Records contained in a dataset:
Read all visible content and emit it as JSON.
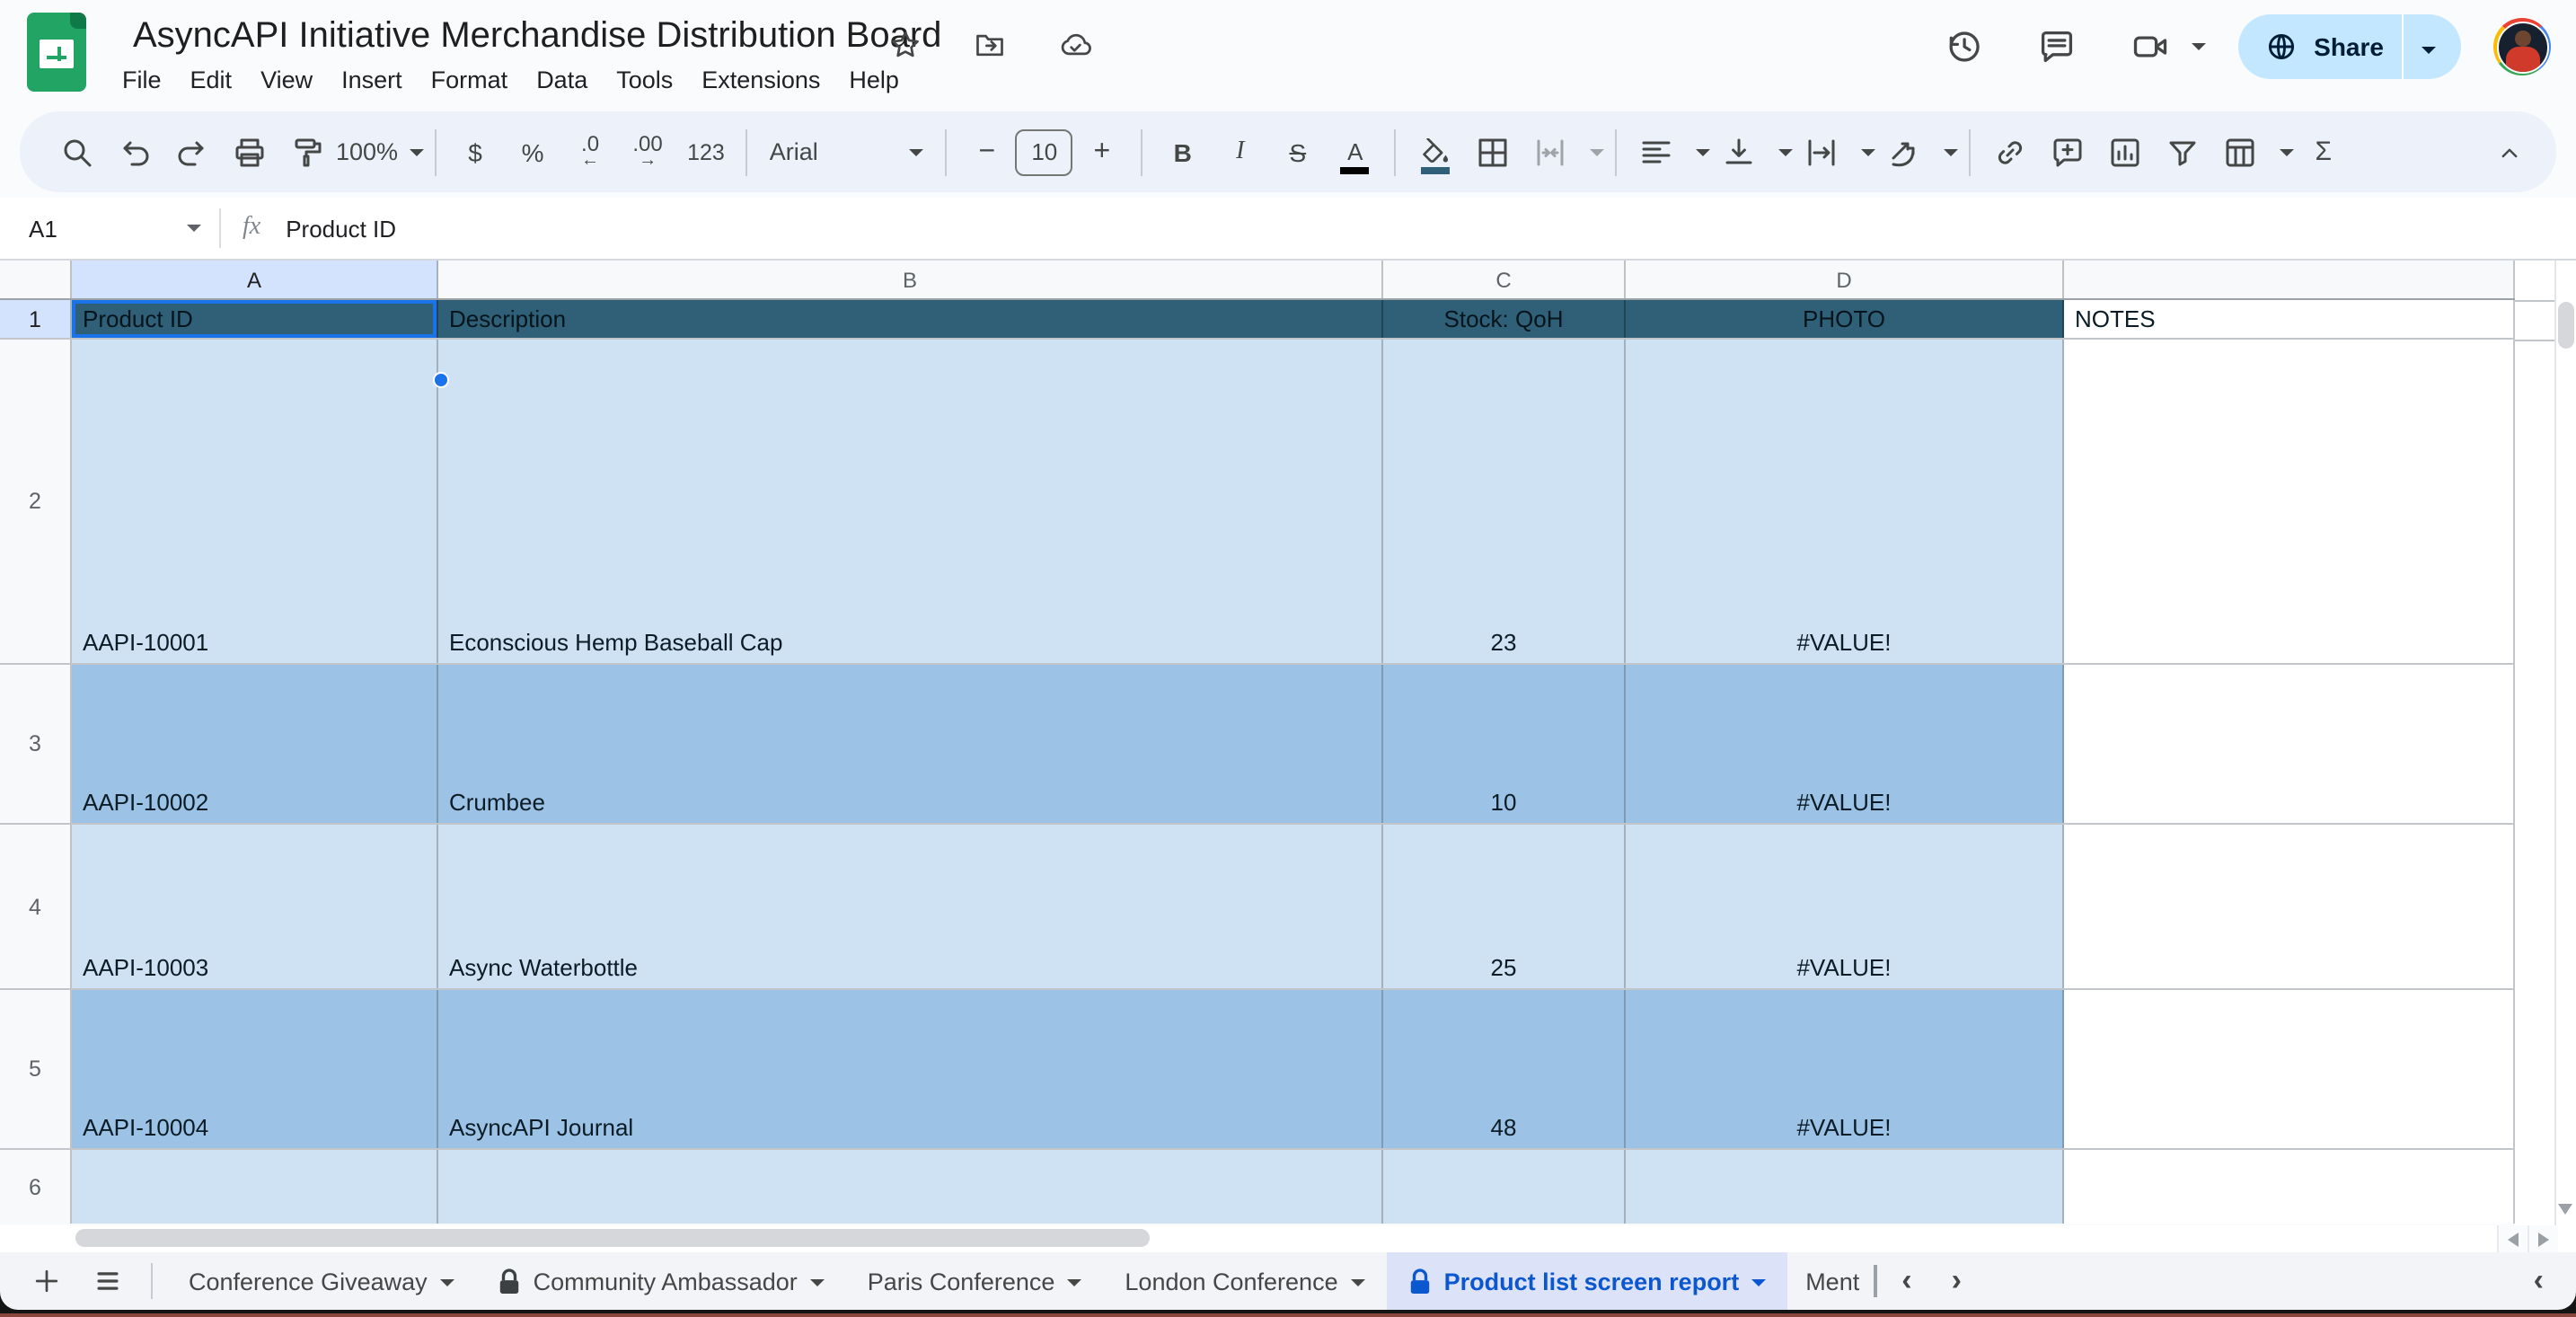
{
  "app": {
    "title": "AsyncAPI Initiative Merchandise Distribution Board",
    "menus": [
      "File",
      "Edit",
      "View",
      "Insert",
      "Format",
      "Data",
      "Tools",
      "Extensions",
      "Help"
    ],
    "share_label": "Share"
  },
  "toolbar": {
    "zoom": "100%",
    "currency": "$",
    "percent": "%",
    "decrease_decimal": ".0",
    "increase_decimal": ".00",
    "more_formats": "123",
    "font": "Arial",
    "font_size": "10",
    "bold": "B",
    "italic": "I",
    "strikethrough": "S",
    "text_color": "A",
    "functions": "Σ"
  },
  "formula_bar": {
    "cell_ref": "A1",
    "fx": "fx",
    "value": "Product ID"
  },
  "sheet": {
    "columns": [
      "A",
      "B",
      "C",
      "D"
    ],
    "header_row": {
      "num": "1",
      "a": "Product ID",
      "b": "Description",
      "c": "Stock: QoH",
      "d": "PHOTO",
      "e": "NOTES"
    },
    "rows": [
      {
        "num": "2",
        "a": "AAPI-10001",
        "b": "Econscious Hemp Baseball Cap",
        "c": "23",
        "d": "#VALUE!"
      },
      {
        "num": "3",
        "a": "AAPI-10002",
        "b": "Crumbee",
        "c": "10",
        "d": "#VALUE!"
      },
      {
        "num": "4",
        "a": "AAPI-10003",
        "b": "Async Waterbottle",
        "c": "25",
        "d": "#VALUE!"
      },
      {
        "num": "5",
        "a": "AAPI-10004",
        "b": "AsyncAPI Journal",
        "c": "48",
        "d": "#VALUE!"
      },
      {
        "num": "6",
        "a": "",
        "b": "",
        "c": "",
        "d": ""
      }
    ]
  },
  "tabs": {
    "items": [
      {
        "label": "Conference Giveaway",
        "locked": false,
        "active": false
      },
      {
        "label": "Community Ambassador",
        "locked": true,
        "active": false
      },
      {
        "label": "Paris Conference",
        "locked": false,
        "active": false
      },
      {
        "label": "London Conference",
        "locked": false,
        "active": false
      },
      {
        "label": "Product list screen report",
        "locked": true,
        "active": true
      },
      {
        "label": "Ment",
        "locked": false,
        "active": false,
        "truncated": true
      }
    ]
  },
  "colors": {
    "header-fill": "#2f6078",
    "row-light": "#cfe2f3",
    "row-medium": "#9cc3e5",
    "selection-tint": "#d3e3fd",
    "selection-border": "#1a73e8",
    "active-tab-bg": "#dce3f9",
    "active-tab-text": "#0b57d0",
    "share-bg": "#c2e7ff",
    "share-text": "#001d35",
    "logo-green": "#21a464"
  }
}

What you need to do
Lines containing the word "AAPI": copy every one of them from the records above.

Answer
        "a": "AAPI-10001",
        "a": "AAPI-10002",
        "a": "AAPI-10003",
        "a": "AAPI-10004",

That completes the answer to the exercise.